Myth #1: Every pregnancy is expected, wanted, excitement is the only acceptable emotion
Nope, they are not! In fact, the national average of unplanned pregnancies floats around 50%. That just goes to show you there are plenty of surprise babies walking around our streets every day (you might even be one of them!). The fact that a pregnancy was unplanned or even initially unwanted is NOT an indicator of whether or not you’ll be a good mother.
The thing is whether planned or not, pregnancies come with a ton of change, transition, loss and even grief. YES! The “happiest time of your life” can include feelings of grief around the loss of your body, identity, freedom, spousal connection, work identity, finances, sex life, sense of self and SO MUCH MORE! Pregnancy can be delightful, or it can be really challenging. Just because you don’t love every minute (or ANY minute) of it does not make you a bad mom. This can be ESPECIALLY hard to accept for women who worked really hard to become pregnant. They often carry a sense that they should be grateful for every hemorrhoid and vericose vein that accompanies their pregnancy. I’m here to tell you….there AIN’T NOBODY WHO IS GRATEFUL FOR HEMORRHOIDS!
What’s really troubling is that we don’t get this kind of messaging as moms. The expectation by society, family, friends, and the media is the opposite. Images of happy, glowing moms flood our social media or Pinterest feeds. People ask leading questions like, “Aren’t you so excited?" or “Don’t you love being pregnant?”, with certain expectations for a happy, upbeat answer. You are frequently asked how you’re feeling but rarely is anyone is asking about your mental or emotional health. This puts a lot of pressure on moms to “perform”, often not being fully honest about how they are really feeling.
If you’ve ever watched “Sex and the City”, you might remember the episode where the character Miranda “fakes” her sonogram. When she finds out she’s having a boy the technician reacts with jubilation and expects Miranda to do the same. She follows suit, even though it’s not how she really feels. I’m sure anyone who has been pregnant before can identify with this pressure to be, or feel, or do to some extent.

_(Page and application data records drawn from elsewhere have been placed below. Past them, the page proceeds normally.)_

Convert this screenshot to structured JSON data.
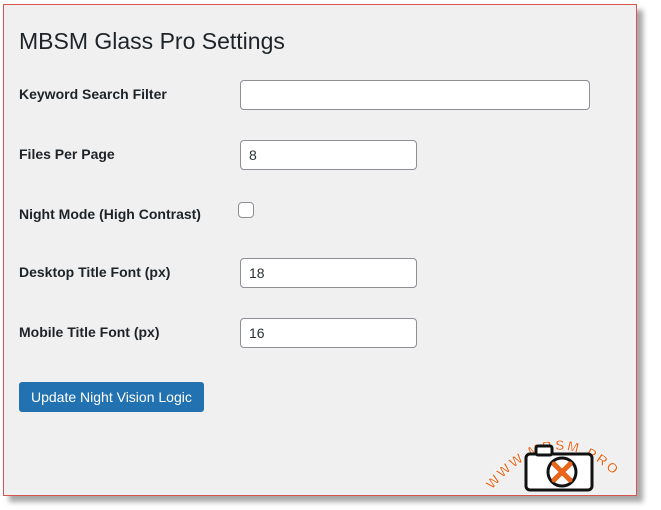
{
  "page": {
    "title": "MBSM Glass Pro Settings"
  },
  "settings": {
    "keyword_filter": {
      "label": "Keyword Search Filter",
      "value": ""
    },
    "files_per_page": {
      "label": "Files Per Page",
      "value": "8"
    },
    "night_mode": {
      "label": "Night Mode (High Contrast)",
      "checked": false
    },
    "desktop_title_font": {
      "label": "Desktop Title Font (px)",
      "value": "18"
    },
    "mobile_title_font": {
      "label": "Mobile Title Font (px)",
      "value": "16"
    }
  },
  "submit": {
    "label": "Update Night Vision Logic"
  },
  "watermark": {
    "text": "WWW.MBSM.PRO"
  },
  "colors": {
    "accent": "#2271b1",
    "background": "#f0f0f1",
    "border_frame": "#d9534f",
    "watermark_orange": "#e8641b"
  }
}
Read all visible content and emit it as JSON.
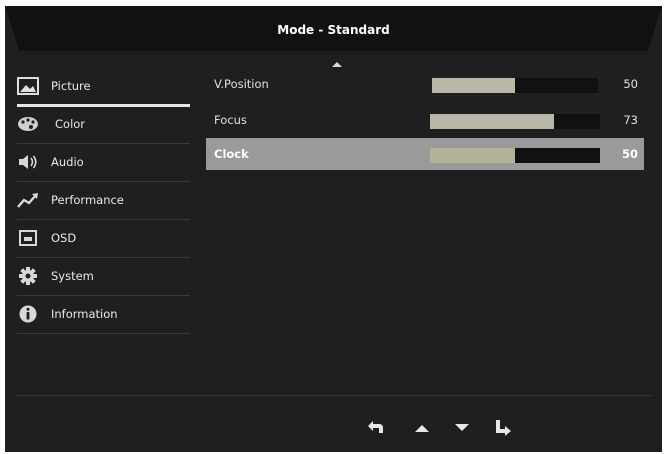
{
  "header": {
    "title": "Mode - Standard"
  },
  "sidebar": {
    "items": [
      {
        "label": "Picture",
        "icon": "picture-icon",
        "active": true
      },
      {
        "label": "Color",
        "icon": "palette-icon"
      },
      {
        "label": "Audio",
        "icon": "speaker-icon"
      },
      {
        "label": "Performance",
        "icon": "performance-chart-icon"
      },
      {
        "label": "OSD",
        "icon": "osd-window-icon"
      },
      {
        "label": "System",
        "icon": "gear-icon"
      },
      {
        "label": "Information",
        "icon": "info-icon"
      }
    ]
  },
  "settings": {
    "rows": [
      {
        "label": "V.Position",
        "value": "50",
        "level": 0.5
      },
      {
        "label": "Focus",
        "value": "73",
        "level": 0.73
      },
      {
        "label": "Clock",
        "value": "50",
        "level": 0.5,
        "selected": true
      }
    ]
  },
  "footer": {
    "buttons": [
      {
        "icon": "back-arrow-icon"
      },
      {
        "icon": "up-arrow-icon"
      },
      {
        "icon": "down-arrow-icon"
      },
      {
        "icon": "enter-arrow-icon"
      }
    ]
  },
  "colors": {
    "background": "#1f1f1f",
    "bar_fill": "#b9b7a5",
    "selected_row": "#9a9a9a",
    "accent_line": "#e6e6e6"
  }
}
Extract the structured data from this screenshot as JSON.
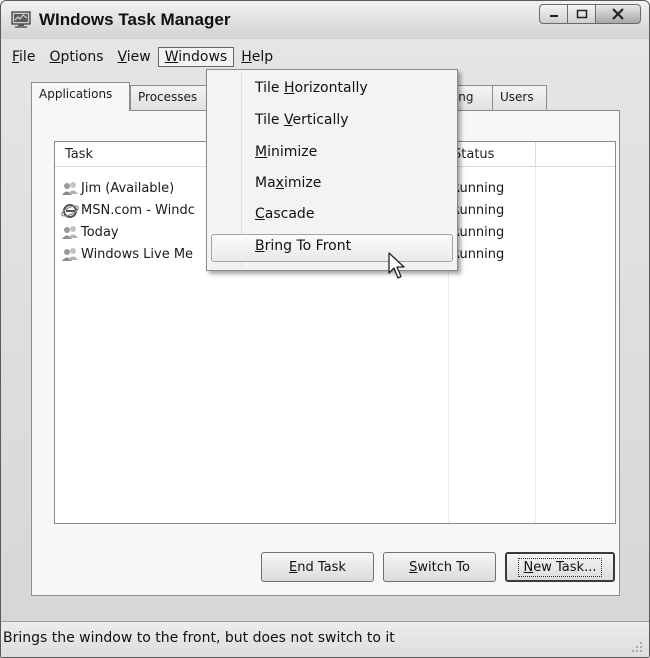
{
  "window": {
    "title": "WIndows Task Manager"
  },
  "menubar": {
    "items": [
      {
        "label_pre": "",
        "label_ul": "F",
        "label_post": "ile"
      },
      {
        "label_pre": "",
        "label_ul": "O",
        "label_post": "ptions"
      },
      {
        "label_pre": "",
        "label_ul": "V",
        "label_post": "iew"
      },
      {
        "label_pre": "",
        "label_ul": "W",
        "label_post": "indows"
      },
      {
        "label_pre": "",
        "label_ul": "H",
        "label_post": "elp"
      }
    ]
  },
  "tabs": {
    "applications": "Applications",
    "processes": "Processes",
    "networking_partial": "king",
    "users": "Users"
  },
  "list": {
    "columns": {
      "task": "Task",
      "status": "Status"
    },
    "rows": [
      {
        "icon": "messenger-buddy-icon",
        "name": "Jim (Available)",
        "status": "Running"
      },
      {
        "icon": "internet-explorer-icon",
        "name": "MSN.com - Windc",
        "status": "Running"
      },
      {
        "icon": "messenger-buddy-icon",
        "name": "Today",
        "status": "Running"
      },
      {
        "icon": "messenger-buddy-icon",
        "name": "Windows Live Me",
        "status": "Running"
      }
    ]
  },
  "buttons": {
    "end_task": {
      "ul": "E",
      "rest": "nd Task"
    },
    "switch_to": {
      "ul": "S",
      "rest": "witch To"
    },
    "new_task": {
      "ul": "N",
      "rest": "ew Task..."
    }
  },
  "dropdown": {
    "items": [
      {
        "pre": "Tile ",
        "ul": "H",
        "post": "orizontally"
      },
      {
        "pre": "Tile ",
        "ul": "V",
        "post": "ertically"
      },
      {
        "pre": "",
        "ul": "M",
        "post": "inimize"
      },
      {
        "pre": "Ma",
        "ul": "x",
        "post": "imize"
      },
      {
        "pre": "",
        "ul": "C",
        "post": "ascade"
      },
      {
        "pre": "",
        "ul": "B",
        "post": "ring To Front"
      }
    ]
  },
  "statusbar": {
    "text": "Brings the window to the front, but does not switch to it"
  },
  "colors": {
    "chrome": "#d6d6d6",
    "panel": "#f7f7f7",
    "text": "#1a1a1a"
  }
}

Hopefully the acknowledgement of this idea as a myth allows you to be able to release the expectations and “shoulds” you are holding yourself to. If you find this difficult, or if your thoughts around this idea are interfering with your ability to function, you may benefit from getting some professional support on how to change this way of thinking. Feel free to reach out to me on my contact page for more information or support. Stay tuned for Myth #2 next week!!